The risk of being disqualified as a director is the nightmare scenario that hovers in the back of most directors’ minds. It is usually coupled with insolvency and bankruptcy proceedings, with all the associated difficulties those can bring.
Who Has the Power to Threaten a Director with Disqualification?
The Insolvency Service are tasked with pursuing disqualification of director cases. The basis behind most of these cases is that pursuing disqualification is regarded as in the public interest because of the “impact on every law-abiding tax payer”. In other words, the Insolvency Service is primarily motivated by ensuring that the tax burden is as fairly and widely spread as possible.
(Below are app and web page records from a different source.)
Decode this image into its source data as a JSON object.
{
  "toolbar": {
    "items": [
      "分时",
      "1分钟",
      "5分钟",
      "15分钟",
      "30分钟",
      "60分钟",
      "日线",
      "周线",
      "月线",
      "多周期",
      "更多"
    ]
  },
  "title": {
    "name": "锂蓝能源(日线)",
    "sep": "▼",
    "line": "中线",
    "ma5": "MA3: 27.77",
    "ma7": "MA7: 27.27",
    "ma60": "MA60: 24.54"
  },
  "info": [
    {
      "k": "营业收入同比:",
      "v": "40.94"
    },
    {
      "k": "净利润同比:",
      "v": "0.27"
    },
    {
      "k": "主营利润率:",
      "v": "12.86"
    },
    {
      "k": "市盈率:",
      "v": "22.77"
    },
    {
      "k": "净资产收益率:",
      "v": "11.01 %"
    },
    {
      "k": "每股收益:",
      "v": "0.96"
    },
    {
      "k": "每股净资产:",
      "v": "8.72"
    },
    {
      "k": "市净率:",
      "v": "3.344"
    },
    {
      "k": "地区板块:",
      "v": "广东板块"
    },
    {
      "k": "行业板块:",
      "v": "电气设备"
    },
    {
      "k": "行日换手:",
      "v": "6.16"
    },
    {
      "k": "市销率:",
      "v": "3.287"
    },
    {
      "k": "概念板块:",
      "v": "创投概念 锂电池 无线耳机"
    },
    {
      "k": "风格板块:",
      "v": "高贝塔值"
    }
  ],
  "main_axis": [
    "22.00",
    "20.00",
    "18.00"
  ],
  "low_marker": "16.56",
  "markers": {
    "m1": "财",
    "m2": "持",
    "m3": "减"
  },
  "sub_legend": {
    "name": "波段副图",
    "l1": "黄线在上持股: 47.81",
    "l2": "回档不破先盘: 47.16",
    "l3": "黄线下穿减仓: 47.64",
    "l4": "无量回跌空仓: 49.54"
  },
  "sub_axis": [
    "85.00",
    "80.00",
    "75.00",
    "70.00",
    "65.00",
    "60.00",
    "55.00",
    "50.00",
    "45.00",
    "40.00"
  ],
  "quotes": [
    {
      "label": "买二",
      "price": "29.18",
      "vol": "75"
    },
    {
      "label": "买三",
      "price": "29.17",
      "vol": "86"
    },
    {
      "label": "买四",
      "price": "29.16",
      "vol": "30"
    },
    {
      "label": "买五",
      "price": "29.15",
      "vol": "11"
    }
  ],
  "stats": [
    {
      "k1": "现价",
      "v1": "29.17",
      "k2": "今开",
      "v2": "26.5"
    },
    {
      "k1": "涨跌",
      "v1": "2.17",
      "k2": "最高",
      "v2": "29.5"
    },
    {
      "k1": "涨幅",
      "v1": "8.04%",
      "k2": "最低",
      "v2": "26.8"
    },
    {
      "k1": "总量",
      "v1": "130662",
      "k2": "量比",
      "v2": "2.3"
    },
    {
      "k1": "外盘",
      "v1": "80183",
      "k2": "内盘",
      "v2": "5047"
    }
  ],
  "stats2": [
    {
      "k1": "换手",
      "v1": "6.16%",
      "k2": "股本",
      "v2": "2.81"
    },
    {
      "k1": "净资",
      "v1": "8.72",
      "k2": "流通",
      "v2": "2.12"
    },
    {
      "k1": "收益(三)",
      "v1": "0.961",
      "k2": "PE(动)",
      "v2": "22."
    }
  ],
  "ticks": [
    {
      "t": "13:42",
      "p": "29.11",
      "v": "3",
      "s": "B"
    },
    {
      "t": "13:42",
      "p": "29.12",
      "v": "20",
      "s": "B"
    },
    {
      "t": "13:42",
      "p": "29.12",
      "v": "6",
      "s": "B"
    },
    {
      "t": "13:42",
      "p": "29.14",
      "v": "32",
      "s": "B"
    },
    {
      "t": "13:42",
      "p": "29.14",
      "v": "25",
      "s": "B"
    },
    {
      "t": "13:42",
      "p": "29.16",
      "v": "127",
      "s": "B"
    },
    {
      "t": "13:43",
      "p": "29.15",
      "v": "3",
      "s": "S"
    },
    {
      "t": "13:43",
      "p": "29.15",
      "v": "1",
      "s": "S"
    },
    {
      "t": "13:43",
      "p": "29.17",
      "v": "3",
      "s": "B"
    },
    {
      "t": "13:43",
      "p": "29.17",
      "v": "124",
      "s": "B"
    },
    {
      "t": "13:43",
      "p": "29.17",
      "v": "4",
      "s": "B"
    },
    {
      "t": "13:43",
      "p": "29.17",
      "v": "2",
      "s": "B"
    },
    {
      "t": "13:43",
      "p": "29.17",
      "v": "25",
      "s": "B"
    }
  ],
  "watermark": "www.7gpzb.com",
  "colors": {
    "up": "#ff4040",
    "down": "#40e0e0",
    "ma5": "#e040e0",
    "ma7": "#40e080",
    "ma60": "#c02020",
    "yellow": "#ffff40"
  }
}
On the face of it, it does not take into account the reasons behind a director’s actions, their motivations or the jobs and livelihoods that are put at risk whenever a director is threatened with disqualification.
Why Might I Face Disqualification as a Director?
Disqualification for Crown Debt is a frequently cited reason for disqualifying someone as a director. Figures from the Insolvency Service state that the average amount outstanding to HMRC in such cases is £975,740. However, in many cases, the outstanding amounts are considerable lower and often between £100,000 and £120,000. This means that even businesses with relatively low annual turnovers can run into problems in this area. Rising Crown Debt risks a director facing an allegation of treating the Crown unfairly or of trading that is detrimental to the Crown.
Failure to keep up to date and accurate records is another common reason for disqualification. The duty to keep up-to-date and accurate records is a statutory one under section 386 of the Companies Act 2006 (the Act). In the words of the Act, records fulfil this duty if they (a) show and explain the company’s transactions; (b) disclose with reasonable accuracy, at any time, the financial position of the company at that time; and (c) enable the directors to ensure that any accounts required to be prepared comply with the requirements of this Act. Recent case law demonstrates that a director’s inability to show that he or she is running their company for legitimate purposes may result in disqualification. The test that a director must pass is undoubtedly a high one, which goes to show the seriousness with which the Insolvency Service regards the record-keeping duty.
Why Is a Lack of Accounting Records Regarded as Such a Serious Matter?
Accounting records are key when it comes to investigating what happened in the business, when and why. Without full and accurate accounting records, such as investigation may be impossible at worst and fruitless at best.
Can I Avert Disqualification for Crown Debt?
You may be able to do so if you successfully seek “time to pay arrangements” with HMRC. This often requires specialist advice from an accountant, solicitor or director disqualification specialist.
What Happens If I Am Disqualified as a Director?
Your company may be wound up in the public interest by the Secretary of State for Business, Energy and Industrial Strategy. You are also likely to be required to give an undertaking that you will not take up a new directorship of a limited company for a period of time. This period is usually measured in years rather than months. The maximum period of disqualification allowed is fifteen years. However, any period of disqualification can have a catastrophic effect upon an individual’s business and personal life.
I Think I’m Going to Be Threatened with Disqualification as a Director. What Should I Do?
Firstly, do not panic. Secondly, remember that now is not the time to bury your head in the sand. Thirdly, it is most definitely appropriate to seek expert legal help. With expert help, you can aim to avert disqualification proceedings at as early a stage as possible.
Great. How Will a Professional Help Me Do That?
An appropriate professional ought to be an expert at helping directors in your position put across the reality of their situation to the Insolvency Service. You can help your chances here if you have kept a contemporaneous diary of what actions you took, when and why. Furthermore, try to gather together any other documents, such as emails, phone logs and the like, that might go towards supporting your position.
Are There Any Mitigating Circumstances That May Be Taken into Account?
Yes, in some cases, there are – and an appropriately qualified expert will guide you through these. However, factors that have sometimes been considered relevant include the director’s proper reliance on a professional person during the conduct of their business; a single instance of misconduct that occurred during a period of severe or terminal illness suffered by a member of the director’s immediate family; and misconduct arising from duress. This list is neither exclusive nor necessarily applicable to all situations.